Just a quick warning, this is a gear post. When I received an email letting me know that the sony FS7 was in I was pretty excited. I ordered the camera about a month ago and with NAB just finishing I was starting to grow a little impatient waiting for it. I picked up the camera and came back to the office with it and began setting it up. I have used a Sony FS700 for a few shoots so there wasn’t anything that I was really stumped on menu wise, but with that said, there are lots of things I have to learn in order to use this camera to the fullest. After a few test shots around the office, figuring out simple things like the cameras white balance, iris controls, zebras and all those little user preferences (which I recommend doing before you do any field testing) I was ready to go. With that, I called my wife and asked if she wanted to head on a little adventure. She agreed.
We jumped in the car and headed over to the Cleveland Dam, which borders the Capilano Lake, and shot the above video. The sky was a beautiful blue and the warm sun was slowly setting behind a few trees. If there was anytime to test a camera out, this was it. For this shoot I took the camera, metabones EF adapter and my trusty canon 24-70mm 2.8 (the old version). That was it. No monopod, no ronin, no slider, just the camera and a lens. I have been shooting with DSLRS for the last 5-6 years. I was used to always having some sort of rig or monopod, but today, it was just the camera and I. I attached the control arm, the monitor and within a minute I was ready to shoot handheld and most importantly, it was comfortable.
We ended up spending about an hour at the Cleveland dam and almost everything I shot involved the camera on my shoulder. With the control arm and the camera resting on my shoulder, there was no discomfort. The controls and buttons on the camera are very well laid out. Other than focusing my manual canon lens, I could operate the camera just about entirely from the control arm, with my right hand. There is a record button, zoom magnification to check your focus, and a dial that you can set to control the cameras aperture.
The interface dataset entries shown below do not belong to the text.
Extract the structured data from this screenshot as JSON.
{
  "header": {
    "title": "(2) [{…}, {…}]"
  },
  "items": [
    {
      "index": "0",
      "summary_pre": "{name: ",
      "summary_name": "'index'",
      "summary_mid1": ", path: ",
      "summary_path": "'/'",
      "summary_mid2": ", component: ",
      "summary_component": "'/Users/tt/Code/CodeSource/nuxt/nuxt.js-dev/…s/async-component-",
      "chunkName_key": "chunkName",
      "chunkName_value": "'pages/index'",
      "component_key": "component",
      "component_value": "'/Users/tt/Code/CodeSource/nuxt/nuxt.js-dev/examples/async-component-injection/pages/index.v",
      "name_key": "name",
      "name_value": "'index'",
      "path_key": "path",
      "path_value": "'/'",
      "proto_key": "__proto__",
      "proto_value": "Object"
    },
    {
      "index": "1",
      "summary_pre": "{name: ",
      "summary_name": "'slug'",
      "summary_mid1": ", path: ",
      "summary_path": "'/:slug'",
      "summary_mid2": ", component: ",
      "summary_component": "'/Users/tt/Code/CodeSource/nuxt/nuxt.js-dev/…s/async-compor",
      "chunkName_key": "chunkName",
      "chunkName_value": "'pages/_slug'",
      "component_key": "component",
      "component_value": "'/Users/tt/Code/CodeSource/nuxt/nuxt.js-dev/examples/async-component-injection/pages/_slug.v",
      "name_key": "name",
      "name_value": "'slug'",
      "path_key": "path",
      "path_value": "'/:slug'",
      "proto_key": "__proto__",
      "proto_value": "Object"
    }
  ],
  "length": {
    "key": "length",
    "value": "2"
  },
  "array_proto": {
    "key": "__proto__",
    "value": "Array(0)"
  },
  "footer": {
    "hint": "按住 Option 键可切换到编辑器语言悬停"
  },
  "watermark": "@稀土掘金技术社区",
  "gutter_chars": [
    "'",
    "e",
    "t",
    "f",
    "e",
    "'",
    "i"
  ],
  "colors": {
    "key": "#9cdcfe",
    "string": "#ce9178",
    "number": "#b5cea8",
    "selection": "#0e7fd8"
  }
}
The only thing that I really needed to touch the body of the camera for was to turn on an ND filters, which I have terribly missed from the old days of shooting the Panasonic DVX100. The first few minutes were a little bit rough getting used to where everything was, but after 15-20 minutes I felt right at home shooting with the FS7. I found it easy to jump around and capture different shots while in the documentary style shooting configuration I was in.
I experimented shooting a few different formats, such as 4K at 60fps. This looked beautiful after on the computer, but took up way too much cardspace. I was using dual 64gb XQD cards and I could get about 7 minutes of footage on a 64gb card. The rest of the footage I shot in 1080 at 180fps for that beautiful slow motion. This also allowed me to do some walking shots and the higher framerates were able to hide a bit of the camera shake. I also did some driving shots through Vancouver with the 180fps and was really pleased with how those came out.
I ended up shooting about 40gbs of footage, all shot in Slog3 for grading in mind. Most of it was 1080 at 1080fps and about 3 shots were at 4K at 60fps. These 4K shots took much longer to grade and render, as there is an obvious size difference, but they turned out very clean and crisp. I used film convert to grade the footage and only applied about 10% grain, as I wanted to keep the picture as clean as possible. The Slog3 gives you so much room for grading, much more than what I’m used to with the canon 5dm3 and GH4. I put a few clips together and rendered it out to one of my favourite Bon Iver songs and uploaded it to Vimeo. I then took a watch on my TV, via my appleTV and was blown away with the detail. Even the 1080 180fps looked extremely sharp and clean.
This camera has impressed me greatly and I’ve only had it for less than a day. Its ergonomics, its specs and most of all, its image quality is outstanding. I’m excited to shoot more with this camera and I know that I still have lots to learn about it.